Exercise goal: Report all lines of the data below that hold the word "recording".

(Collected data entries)

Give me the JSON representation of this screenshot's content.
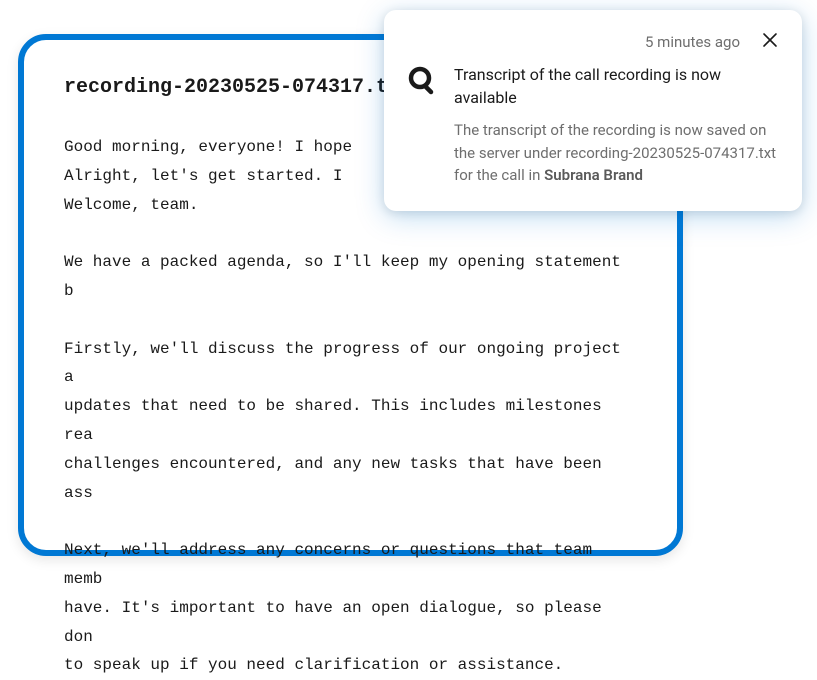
{
  "transcript": {
    "filename": "recording-20230525-074317.txt",
    "body": "Good morning, everyone! I hope \nAlright, let's get started. I \nWelcome, team.\n\nWe have a packed agenda, so I'll keep my opening statement b\n\nFirstly, we'll discuss the progress of our ongoing project a\nupdates that need to be shared. This includes milestones rea\nchallenges encountered, and any new tasks that have been ass\n\nNext, we'll address any concerns or questions that team memb\nhave. It's important to have an open dialogue, so please don\nto speak up if you need clarification or assistance."
  },
  "notification": {
    "timestamp": "5 minutes ago",
    "title": "Transcript of the call recording is now available",
    "description_prefix": "The transcript of the recording is now saved on the server under ",
    "filename": "recording-20230525-074317.txt",
    "description_middle": " for the call in ",
    "brand": "Subrana Brand"
  }
}
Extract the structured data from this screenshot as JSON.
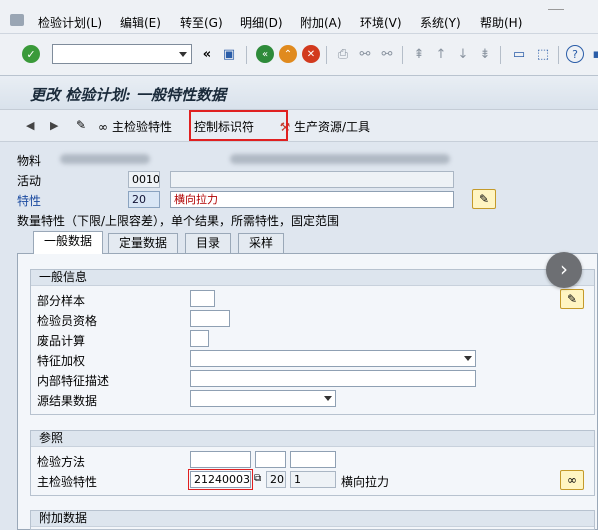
{
  "menu": {
    "items": [
      "检验计划(L)",
      "编辑(E)",
      "转至(G)",
      "明细(D)",
      "附加(A)",
      "环境(V)",
      "系统(Y)",
      "帮助(H)"
    ]
  },
  "toolbar": {
    "command_value": "",
    "icons": [
      "enter-icon",
      "back-icon",
      "save-icon",
      "back-green-icon",
      "exit-icon",
      "cancel-icon",
      "print-icon",
      "find-icon",
      "find-next-icon",
      "first-page-icon",
      "prev-page-icon",
      "next-page-icon",
      "last-page-icon",
      "new-session-icon",
      "shortcut-icon",
      "help-icon",
      "customize-icon"
    ]
  },
  "title": "更改 检验计划: 一般特性数据",
  "app_toolbar": {
    "master_char_label": "主检验特性",
    "control_indicator_label": "控制标识符",
    "prt_label": "生产资源/工具"
  },
  "header": {
    "material_label": "物料",
    "operation_label": "活动",
    "operation_value": "0010",
    "characteristic_label": "特性",
    "characteristic_value": "20",
    "characteristic_text": "横向拉力",
    "description": "数量特性（下限/上限容差），单个结果，所需特性，固定范围"
  },
  "tabs": [
    "一般数据",
    "定量数据",
    "目录",
    "采样"
  ],
  "general_info": {
    "title": "一般信息",
    "partial_sample_label": "部分样本",
    "inspector_qual_label": "检验员资格",
    "scrap_calc_label": "废品计算",
    "char_weighting_label": "特征加权",
    "internal_desc_label": "内部特征描述",
    "source_result_label": "源结果数据"
  },
  "reference": {
    "title": "参照",
    "method_label": "检验方法",
    "master_char_label": "主检验特性",
    "master_char_value": "21240003",
    "plant_value": "20",
    "version_value": "1",
    "master_char_text": "横向拉力"
  },
  "additional": {
    "title": "附加数据"
  },
  "colors": {
    "highlight": "#e02020",
    "title_text": "#1a2a3a",
    "characteristic_text": "#b00000"
  }
}
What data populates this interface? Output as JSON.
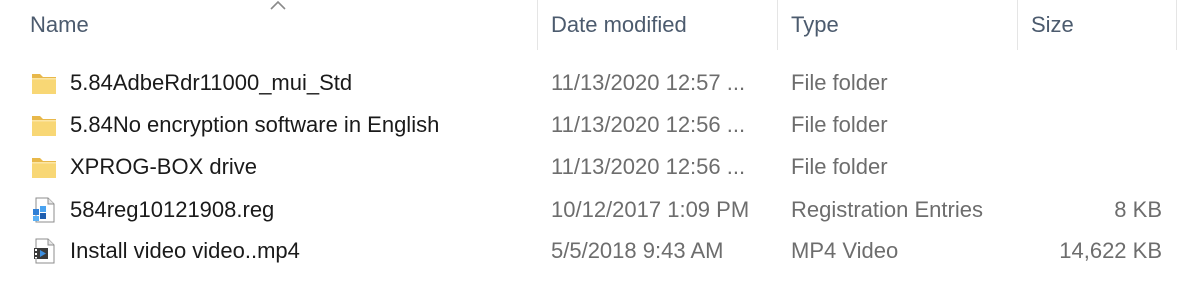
{
  "columns": {
    "name": "Name",
    "date_modified": "Date modified",
    "type": "Type",
    "size": "Size"
  },
  "sort": {
    "column": "name",
    "direction": "ascending",
    "icon": "chevron-up-icon"
  },
  "files": [
    {
      "name": "5.84AdbeRdr11000_mui_Std",
      "date_modified": "11/13/2020 12:57 ...",
      "type": "File folder",
      "size": "",
      "icon": "folder-icon"
    },
    {
      "name": "5.84No encryption software in English",
      "date_modified": "11/13/2020 12:56 ...",
      "type": "File folder",
      "size": "",
      "icon": "folder-icon"
    },
    {
      "name": "XPROG-BOX drive",
      "date_modified": "11/13/2020 12:56 ...",
      "type": "File folder",
      "size": "",
      "icon": "folder-icon"
    },
    {
      "name": "584reg10121908.reg",
      "date_modified": "10/12/2017 1:09 PM",
      "type": "Registration Entries",
      "size": "8 KB",
      "icon": "registry-file-icon"
    },
    {
      "name": "Install video video..mp4",
      "date_modified": "5/5/2018 9:43 AM",
      "type": "MP4 Video",
      "size": "14,622 KB",
      "icon": "video-file-icon"
    }
  ],
  "colors": {
    "header_text": "#4c5b6e",
    "primary_text": "#1a1a1a",
    "secondary_text": "#6d6d6d",
    "folder_yellow": "#f8d775"
  }
}
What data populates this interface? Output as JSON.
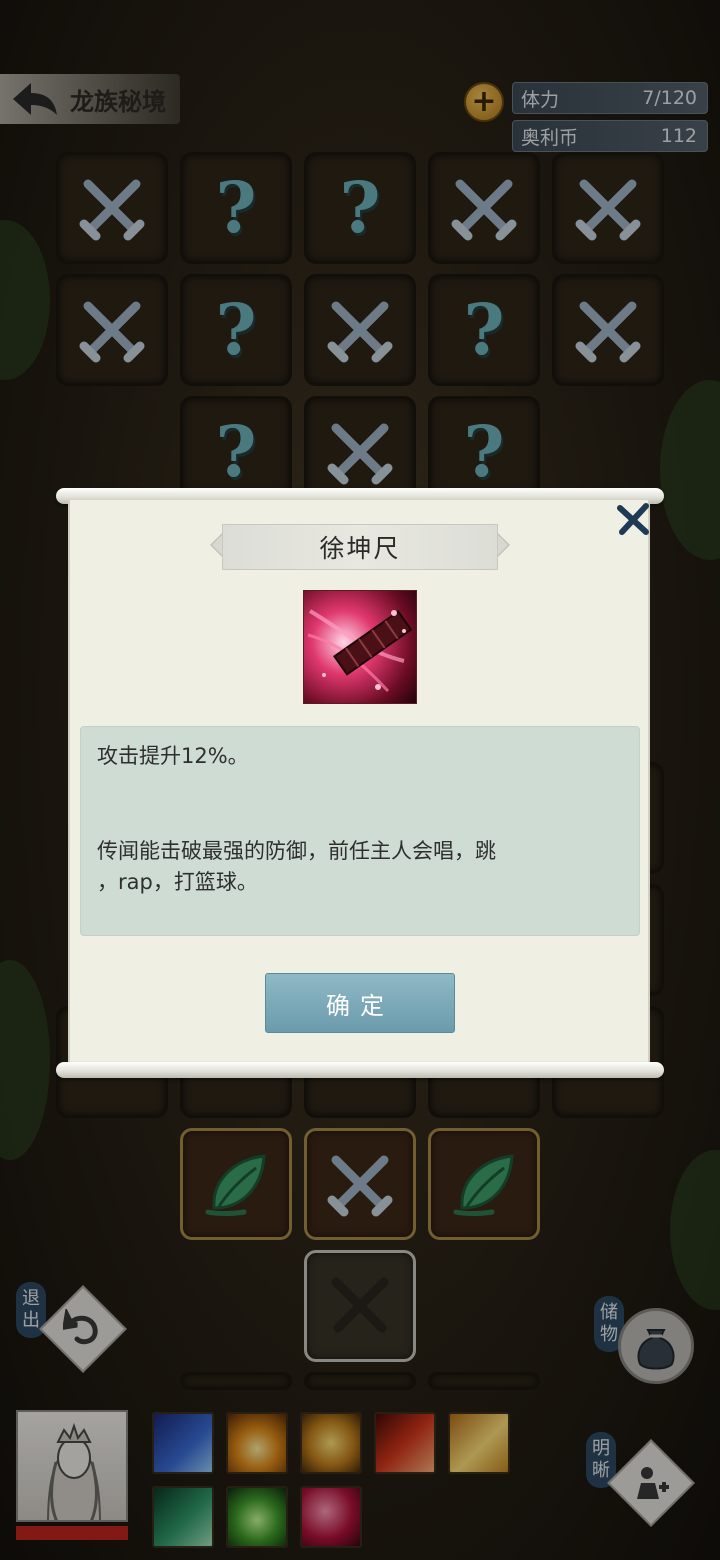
{
  "header": {
    "back_title": "龙族秘境",
    "stamina_label": "体力",
    "stamina_value": "7/120",
    "coin_label": "奥利币",
    "coin_value": "112"
  },
  "side_buttons": {
    "exit_label": "退出",
    "storage_label": "储物",
    "clear_label": "明晰"
  },
  "modal": {
    "item_name": "徐坤尺",
    "effect": "攻击提升12%。",
    "lore_line1": "传闻能击破最强的防御，前任主人会唱，跳",
    "lore_line2": "，rap，打篮球。",
    "confirm_label": "确定"
  },
  "skills": [
    "ice-arrow-skill",
    "flame-burst-skill",
    "gold-coins-skill",
    "crimson-sword-skill",
    "golden-spear-skill",
    "jade-book-skill",
    "green-potion-skill",
    "xukun-ruler-item"
  ],
  "colors": {
    "modal_bg": "#efefe4",
    "desc_bg": "#cfdcd4",
    "confirm_bg": "#6b9bac",
    "question_mark": "#6fb3bd",
    "hp_bar": "#c0251f"
  }
}
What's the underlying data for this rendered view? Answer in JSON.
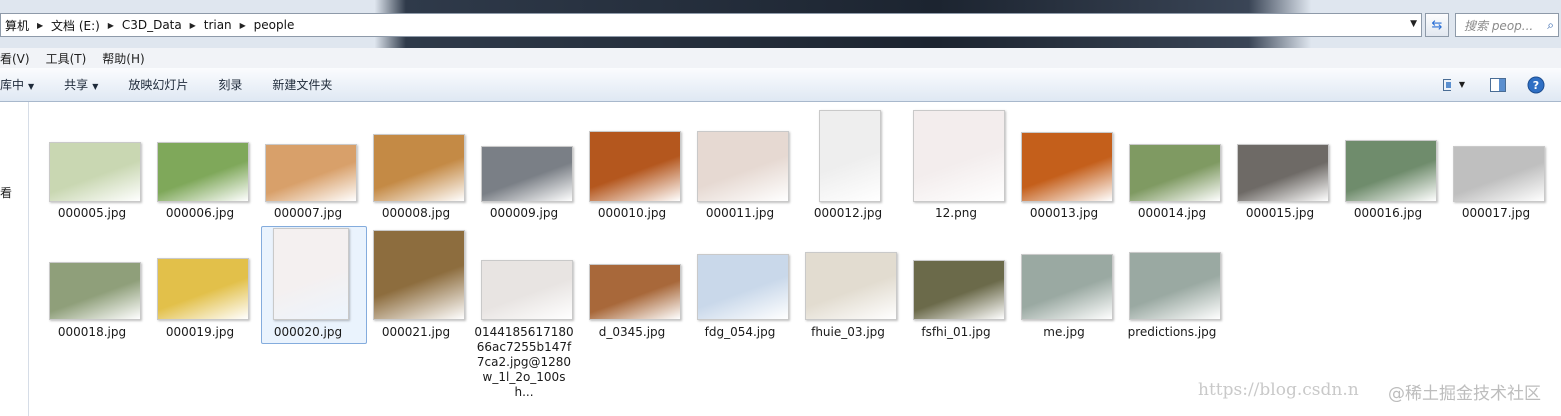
{
  "address_bar": {
    "crumbs": [
      "算机",
      "文档 (E:)",
      "C3D_Data",
      "trian",
      "people"
    ]
  },
  "search": {
    "placeholder": "搜索 peop..."
  },
  "menu": [
    "看(V)",
    "工具(T)",
    "帮助(H)"
  ],
  "commands": {
    "organize": "库中",
    "share": "共享",
    "slideshow": "放映幻灯片",
    "burn": "刻录",
    "new_folder": "新建文件夹"
  },
  "nav": {
    "partial_label": "看"
  },
  "files": [
    {
      "name": "000005.jpg",
      "color": "#c9d7b2",
      "icon": "photo-woman-icon"
    },
    {
      "name": "000006.jpg",
      "color": "#7fa85a",
      "icon": "photo-tiger-icon"
    },
    {
      "name": "000007.jpg",
      "color": "#d8a06a",
      "icon": "photo-puppy-icon"
    },
    {
      "name": "000008.jpg",
      "color": "#c48a45",
      "icon": "photo-dogs-icon"
    },
    {
      "name": "000009.jpg",
      "color": "#7a7f86",
      "icon": "photo-animal-icon"
    },
    {
      "name": "000010.jpg",
      "color": "#b4571e",
      "icon": "photo-retina-icon"
    },
    {
      "name": "000011.jpg",
      "color": "#e6d9d2",
      "icon": "photo-woman-icon"
    },
    {
      "name": "000012.jpg",
      "color": "#eeeeee",
      "icon": "photo-person-icon"
    },
    {
      "name": "12.png",
      "color": "#f3eded",
      "icon": "photo-seal-icon"
    },
    {
      "name": "000013.jpg",
      "color": "#c45f1b",
      "icon": "photo-retina-icon"
    },
    {
      "name": "000014.jpg",
      "color": "#7f9a62",
      "icon": "photo-horse-icon"
    },
    {
      "name": "000015.jpg",
      "color": "#6e6a66",
      "icon": "photo-wolf-icon"
    },
    {
      "name": "000016.jpg",
      "color": "#6f8c6c",
      "icon": "photo-dragonfly-icon"
    },
    {
      "name": "000017.jpg",
      "color": "#bfbfbf",
      "icon": "photo-leopard-icon"
    },
    {
      "name": "000018.jpg",
      "color": "#8f9f7a",
      "icon": "photo-dogs-icon"
    },
    {
      "name": "000019.jpg",
      "color": "#e2c04a",
      "icon": "photo-bird-icon"
    },
    {
      "name": "000020.jpg",
      "color": "#f4f0f0",
      "icon": "photo-seal-grid-icon"
    },
    {
      "name": "000021.jpg",
      "color": "#8d6d3e",
      "icon": "photo-leopard-icon"
    },
    {
      "name": "014418561718066ac7255b147f7ca2.jpg@1280w_1l_2o_100sh...",
      "color": "#e8e4e2",
      "icon": "photo-woman-icon"
    },
    {
      "name": "d_0345.jpg",
      "color": "#a8683a",
      "icon": "photo-elephants-icon"
    },
    {
      "name": "fdg_054.jpg",
      "color": "#c9d8ea",
      "icon": "photo-fox-icon"
    },
    {
      "name": "fhuie_03.jpg",
      "color": "#e2dcd0",
      "icon": "photo-puppy-icon"
    },
    {
      "name": "fsfhi_01.jpg",
      "color": "#6b6a4a",
      "icon": "photo-bear-icon"
    },
    {
      "name": "me.jpg",
      "color": "#9aa9a2",
      "icon": "photo-person-icon"
    },
    {
      "name": "predictions.jpg",
      "color": "#9aa9a2",
      "icon": "photo-person-icon"
    }
  ],
  "watermark": {
    "url": "https://blog.csdn.n",
    "text": "@稀土掘金技术社区"
  }
}
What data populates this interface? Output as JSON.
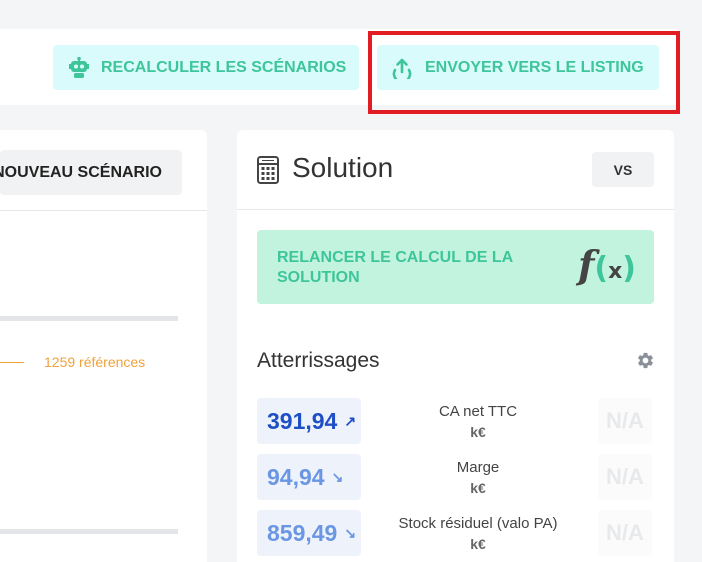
{
  "toolbar": {
    "recalc_label": "RECALCULER LES SCÉNARIOS",
    "send_label": "ENVOYER VERS LE LISTING"
  },
  "left_panel": {
    "new_scenario_label": "NOUVEAU SCÉNARIO",
    "references_text": "1259 références"
  },
  "solution": {
    "title": "Solution",
    "vs_label": "VS",
    "relaunch_label": "RELANCER LE CALCUL DE LA SOLUTION",
    "fx_f": "f",
    "fx_open": "(",
    "fx_x": "x",
    "fx_close": ")"
  },
  "atterrissages": {
    "title": "Atterrissages",
    "metrics": [
      {
        "value": "391,94",
        "arrow": "↗",
        "label": "CA net TTC",
        "unit": "k€",
        "compare": "N/A",
        "color": "#1e4fc7"
      },
      {
        "value": "94,94",
        "arrow": "↘",
        "label": "Marge",
        "unit": "k€",
        "compare": "N/A",
        "color": "#6b96e4"
      },
      {
        "value": "859,49",
        "arrow": "↘",
        "label": "Stock résiduel (valo PA)",
        "unit": "k€",
        "compare": "N/A",
        "color": "#6b96e4"
      }
    ]
  },
  "icons": {
    "recalc": "robot-icon",
    "send": "upload-icon",
    "calculator": "calculator-icon",
    "settings": "gear-icon"
  },
  "colors": {
    "accent": "#3ec59a",
    "highlight": "#e11d23",
    "warning": "#f0a23b"
  }
}
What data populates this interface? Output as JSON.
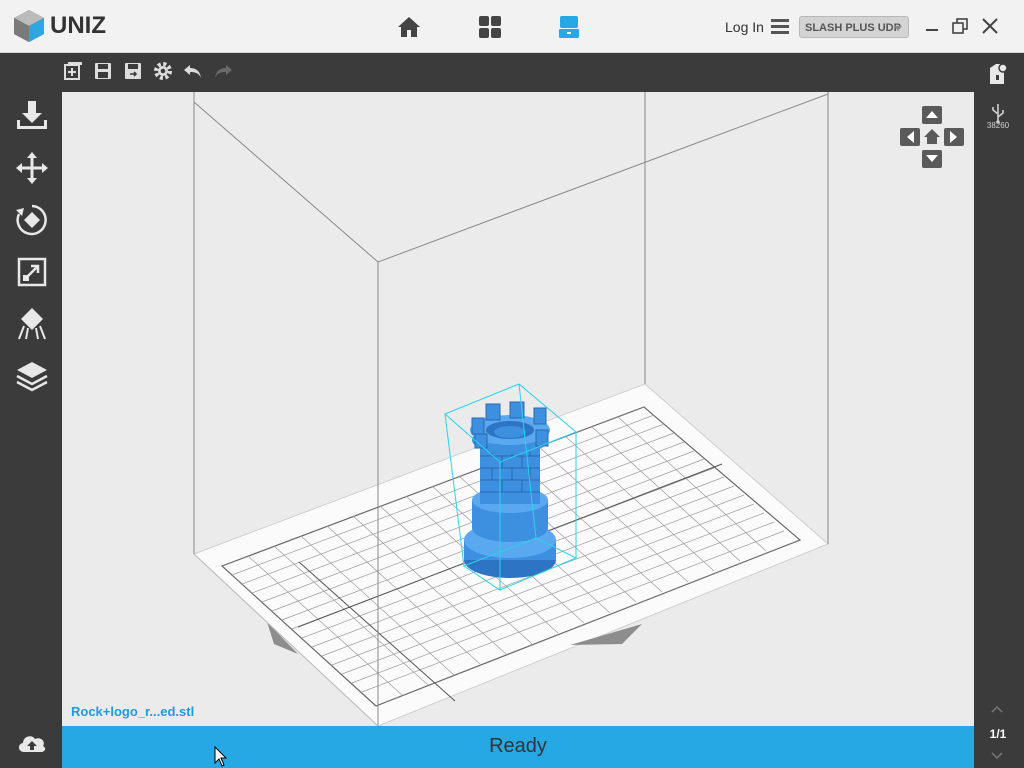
{
  "app": {
    "brand": "UNIZ"
  },
  "header": {
    "login_label": "Log In",
    "printer_selected": "SLASH PLUS UDP",
    "nav": [
      {
        "name": "home-icon"
      },
      {
        "name": "grid-icon"
      },
      {
        "name": "printer-icon",
        "active": true
      }
    ]
  },
  "toolbar": {
    "buttons": [
      "new-icon",
      "save-icon",
      "save-as-icon",
      "settings-icon",
      "undo-icon",
      "redo-icon"
    ]
  },
  "sidebar": {
    "tools": [
      "import-icon",
      "move-icon",
      "rotate-icon",
      "scale-icon",
      "support-icon",
      "slice-layers-icon"
    ]
  },
  "viewport": {
    "filename": "Rock+logo_r...ed.stl"
  },
  "status": {
    "text": "Ready"
  },
  "right_panel": {
    "usb_label": "38260",
    "page": "1/1"
  },
  "colors": {
    "accent": "#26a8e4",
    "model": "#3d8fe0",
    "bbox": "#2ad3ea"
  }
}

Answer to this task:
    "filename": "recording-20230525-074317.txt",
    "title": "Transcript of the call recording is now available",
    "description_prefix": "The transcript of the recording is now saved on the server under ",
    "filename": "recording-20230525-074317.txt",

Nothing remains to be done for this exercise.